2002 Denver Annual Meeting (October 27-30, 2002)

Paper No. 8
Presentation Time: 10:10 AM


LYONS, Timothy W.1, BRIGHT, Camomilia A.1, BELT, Edward S.2, KERNS, Jessica L.1 and CRUSE, Anna M.3, (1)Department of Geological Sciences, Univ. of Missouri, Columbia, MO 65211, (2)Dept. of Geology, Amherst College, P. O. Box 5000, Amherst, MA 01002, (3)Marine Chemistry and Geochemistry, Woods Hole Oceanographic Institution, MS #4, Fye 107D, Woods Hole, MA 02543, lyonst@missouri.edu

Our work over the past several years has focused on spatial geochemical variability within the laterally continuous cyclic shales of the Midcontinent. Although light and uniform sulfur isotope ratios argue for pervasive euxinic deposition, regional gradients are present in the extent of Mo scavenging and in rates of siliciclastic sedimentation expressed in varying Fe/Al ratios. In proximal shales in Iowa, Mo/Al ratios in excess of 100 (ppm/wt.%) contrast values reaching only 20 in the more-distal deposits of Oklahoma, despite strongly sulfidic conditions at both localities. These trends--likely tracking relative inputs of terrestrial organic matter--are opposite of those observed for Fe. In Oklahoma, Fe/Al ratios are a factor of five greater than the continental ratio of 0.5 observed in the over- and underlying oxic shales. Enrichments in Fe resulted from scavenging in the euxinic water column during syngenetic pyrite formation, while the syngenetic flux in Iowa was swamped by siliciclastic input--yielding Fe/Al ratios only slightly above continental (riverine) contributions. Rare-earth element (REE) patterns in conodont apatite, like coexisting authigenic phosphate, show middle REE enrichments that are independent of taxonomy, paleoredox and paleogeography. These secondary (diagenetic) signals compromise the paleoenvironmental utility of REE data in the cyclothemic deposits.

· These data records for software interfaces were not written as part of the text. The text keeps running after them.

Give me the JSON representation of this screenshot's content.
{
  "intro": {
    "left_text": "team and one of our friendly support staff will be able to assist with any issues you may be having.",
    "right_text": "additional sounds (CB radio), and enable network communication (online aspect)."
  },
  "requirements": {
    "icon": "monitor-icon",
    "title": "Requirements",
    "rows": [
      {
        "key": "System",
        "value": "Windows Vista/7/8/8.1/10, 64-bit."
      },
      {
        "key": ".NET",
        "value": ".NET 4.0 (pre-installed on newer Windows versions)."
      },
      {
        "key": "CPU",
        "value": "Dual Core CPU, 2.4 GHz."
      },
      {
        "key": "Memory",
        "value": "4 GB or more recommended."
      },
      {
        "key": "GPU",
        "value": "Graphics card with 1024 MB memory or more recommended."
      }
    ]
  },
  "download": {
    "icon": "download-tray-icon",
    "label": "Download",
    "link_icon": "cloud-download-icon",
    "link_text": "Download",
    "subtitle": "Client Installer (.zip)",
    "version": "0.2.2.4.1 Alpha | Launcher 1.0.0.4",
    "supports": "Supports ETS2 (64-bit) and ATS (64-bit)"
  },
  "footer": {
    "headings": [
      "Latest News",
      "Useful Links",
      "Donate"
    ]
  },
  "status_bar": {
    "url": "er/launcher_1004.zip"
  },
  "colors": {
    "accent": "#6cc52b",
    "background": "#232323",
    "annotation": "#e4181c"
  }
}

To the east, black shales in the Appalachian Basin show strong correspondence between faunal records of low-salinity deposition and predicted high ratios of organic carbon to pyrite sulfur. While encouraging, the C/S proxy in these settings is also vulnerable to weathering during sea-level lowstands and must be used with caution. In contrast to oxidative loss of sulfur, pyrite-S enrichments in oxic facies of the Midcontinent mark downward diffusion of hydrogen sulfide following the onset of euxinic deposition. These overprints, with diagnostic S isotope and concentration signatures, are analogous to those observed on glacial-interglacial timescales in Quaternary sediments of the Cariaco Basin and also highlight the care needed for effective use of C/S paleoenvironmental methodologies.